This situation usually happens to companies and organizations that remain in the dark about the need to replace nPB with safer nPB degreasing alternatives. If for some reason you still have a stock supply of nPB after its use has been curtailed by official, governmental decrees, you may still be able to use the solvent — albeit in limited quantities — until the supply is depleted. For this to happen, the use of nPB must be regulated instead of being banned outright.

  1. What are examples of nPB degreasing alternatives for replacing nPB?

Thanks to the recent advancement of environmentally safe and environmentally prefered solvents, there’s a wide range of nPB degreasing alternatives that deliver the same efficacy as nPB, but lack toxic chemicals that can have a major, negative impact on the health of workers who apply the solvent. For reference, one of the easiest ways to identify nPB degreasing alternatives is to use Ecolink’s product list that offers several, safer degreasing agents.

Need nPB Degreasing Alternatives?

The future of nPB use is bleak, as there is a good chance that the EPA will eventually add the solvent to is list of HAPs. This means now is the time to start identifying safer industrial degreasers that exhibit same or better efficacy as NPB degreasers.
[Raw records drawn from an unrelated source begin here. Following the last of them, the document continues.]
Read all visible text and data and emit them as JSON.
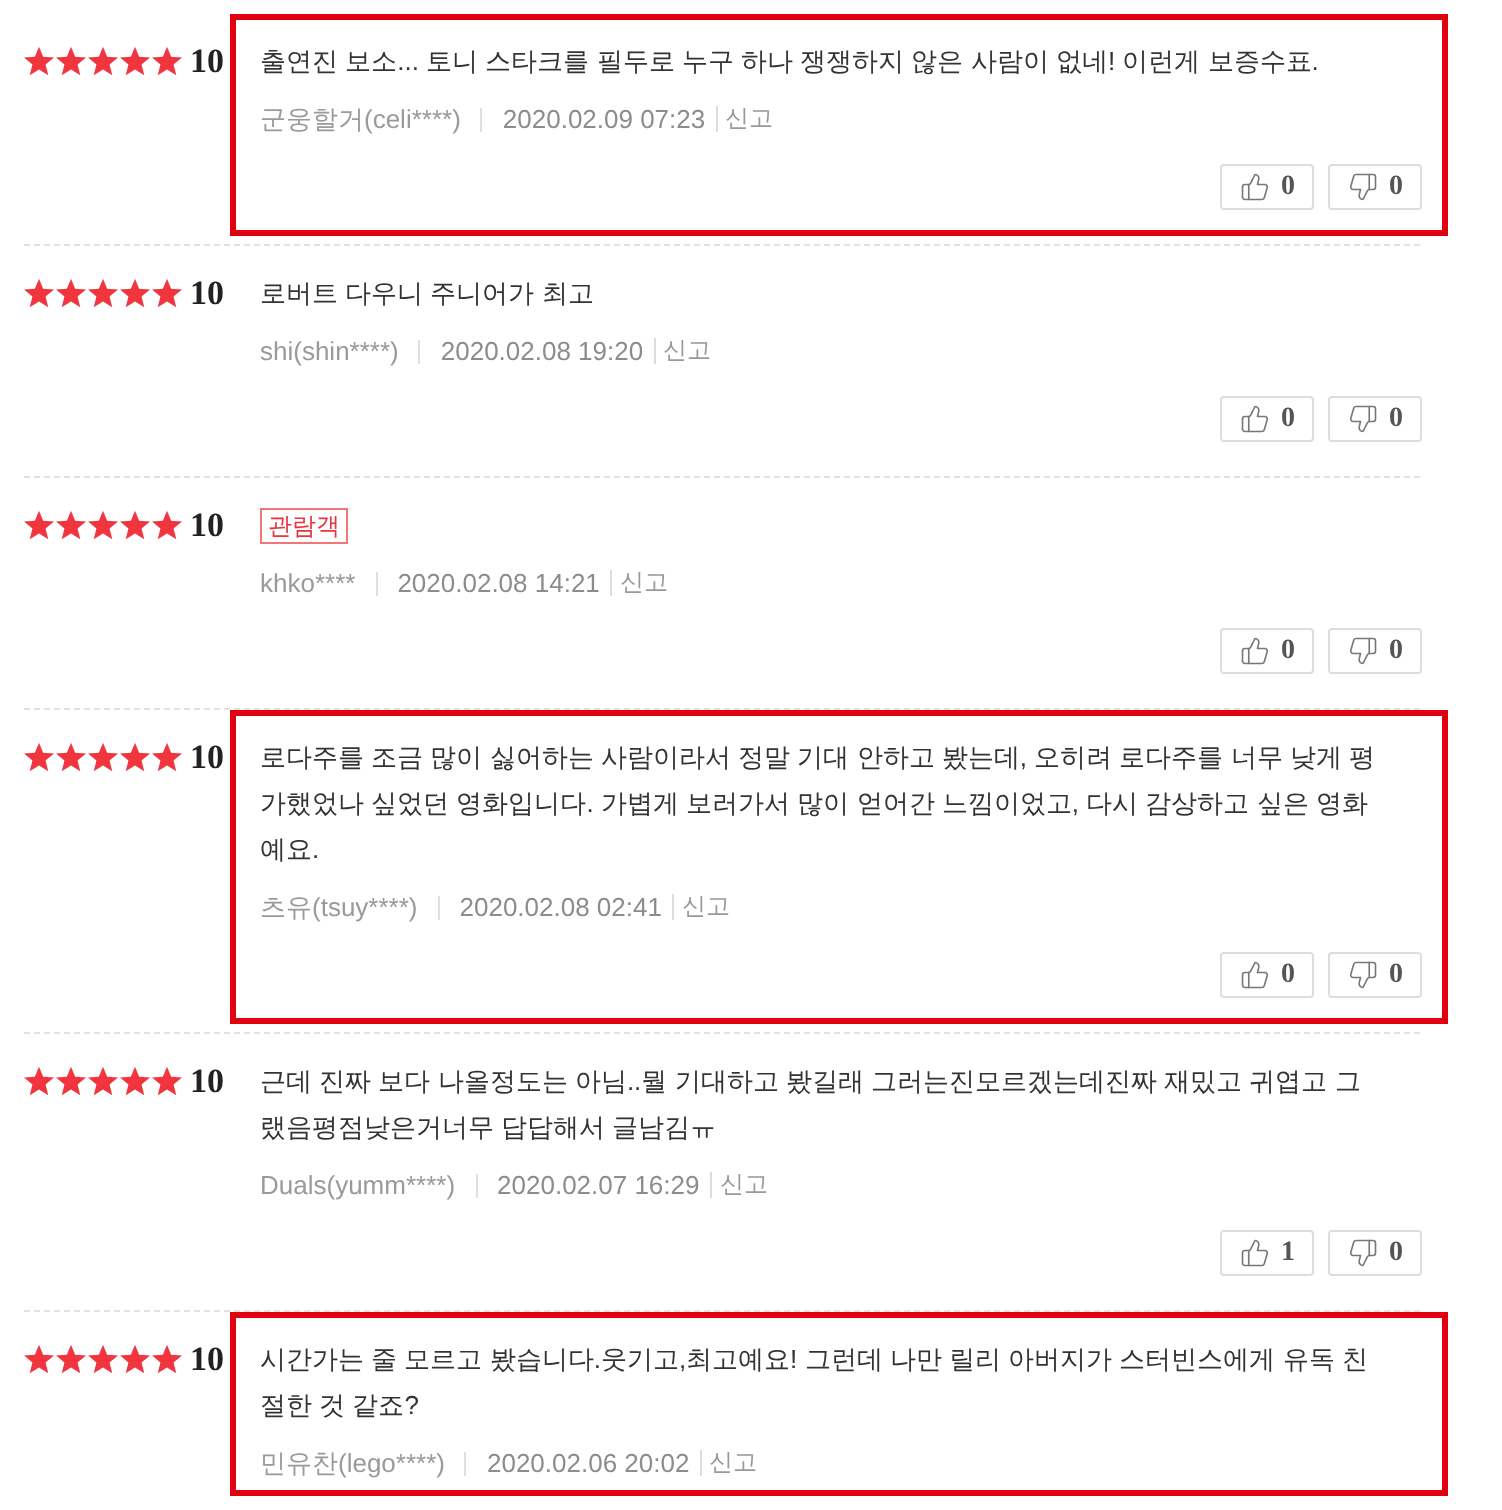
{
  "reviews": [
    {
      "stars": 5,
      "score": "10",
      "highlighted": true,
      "text": "출연진 보소... 토니 스타크를 필두로 누구 하나 쟁쟁하지 않은 사람이 없네! 이런게 보증수표.",
      "author": "군웅할거(celi****)",
      "date": "2020.02.09 07:23",
      "report": "신고",
      "votes": {
        "up": "0",
        "down": "0"
      }
    },
    {
      "stars": 5,
      "score": "10",
      "highlighted": false,
      "text": "로버트 다우니 주니어가 최고",
      "author": "shi(shin****)",
      "date": "2020.02.08 19:20",
      "report": "신고",
      "votes": {
        "up": "0",
        "down": "0"
      }
    },
    {
      "stars": 5,
      "score": "10",
      "highlighted": false,
      "badge": "관람객",
      "author": "khko****",
      "date": "2020.02.08 14:21",
      "report": "신고",
      "votes": {
        "up": "0",
        "down": "0"
      }
    },
    {
      "stars": 5,
      "score": "10",
      "highlighted": true,
      "text": "로다주를 조금 많이 싫어하는 사람이라서 정말 기대 안하고 봤는데, 오히려 로다주를 너무 낮게 평가했었나 싶었던 영화입니다. 가볍게 보러가서 많이 얻어간 느낌이었고, 다시 감상하고 싶은 영화예요.",
      "author": "츠유(tsuy****)",
      "date": "2020.02.08 02:41",
      "report": "신고",
      "votes": {
        "up": "0",
        "down": "0"
      }
    },
    {
      "stars": 5,
      "score": "10",
      "highlighted": false,
      "text": "근데 진짜 보다 나올정도는 아님..뭘 기대하고 봤길래 그러는진모르겠는데진짜 재밌고 귀엽고 그랬음평점낮은거너무 답답해서 글남김ㅠ",
      "author": "Duals(yumm****)",
      "date": "2020.02.07 16:29",
      "report": "신고",
      "votes": {
        "up": "1",
        "down": "0"
      }
    },
    {
      "stars": 5,
      "score": "10",
      "highlighted": true,
      "text": "시간가는 줄 모르고 봤습니다.웃기고,최고예요! 그런데 나만 릴리 아버지가 스터빈스에게 유독 친절한 것 같죠?",
      "author": "민유찬(lego****)",
      "date": "2020.02.06 20:02",
      "report": "신고"
    }
  ]
}
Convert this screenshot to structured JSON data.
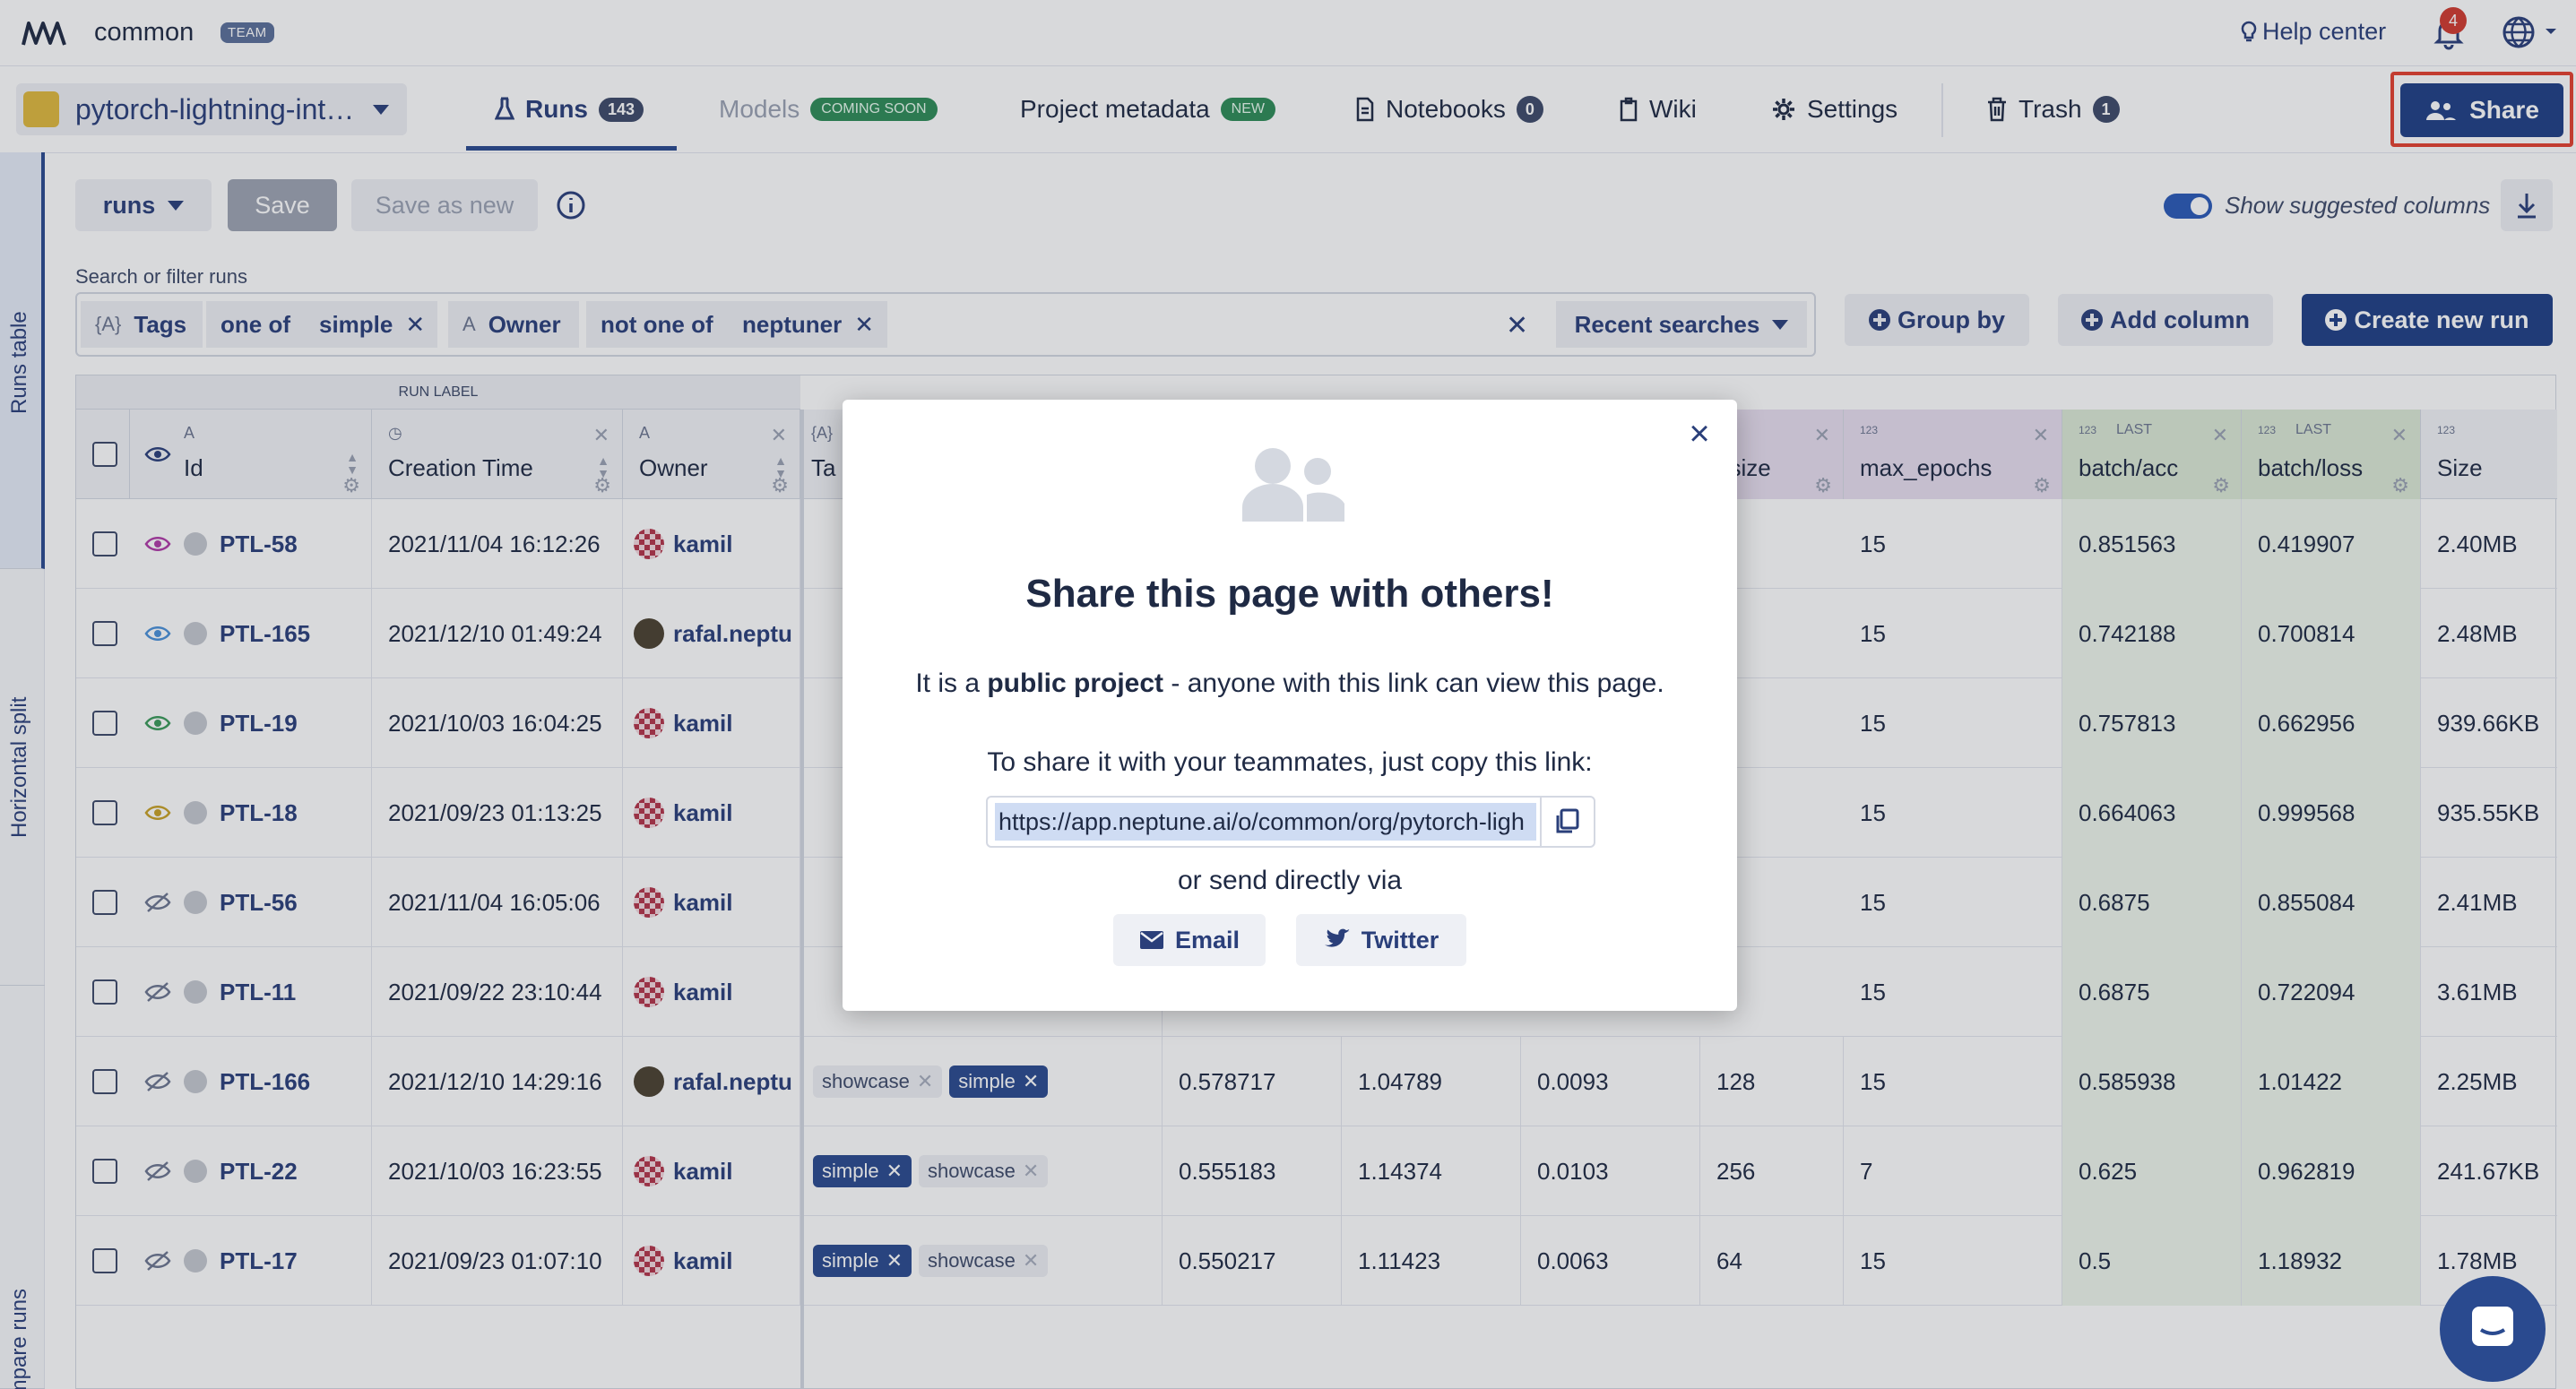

Ecolink can assist you with identifying and supplying eco friendly degreasers, providing stock degreasers or custom blends that are tailored to address your unique set of degreasing requirements.

To place an order, or to receive help choosing the right nPB replacement for your degreasing needs, call us today at (800) 563-1305, or use the contact form on our website. We look forward to helping you choose the right product regarding worker safety and regulatory requirements.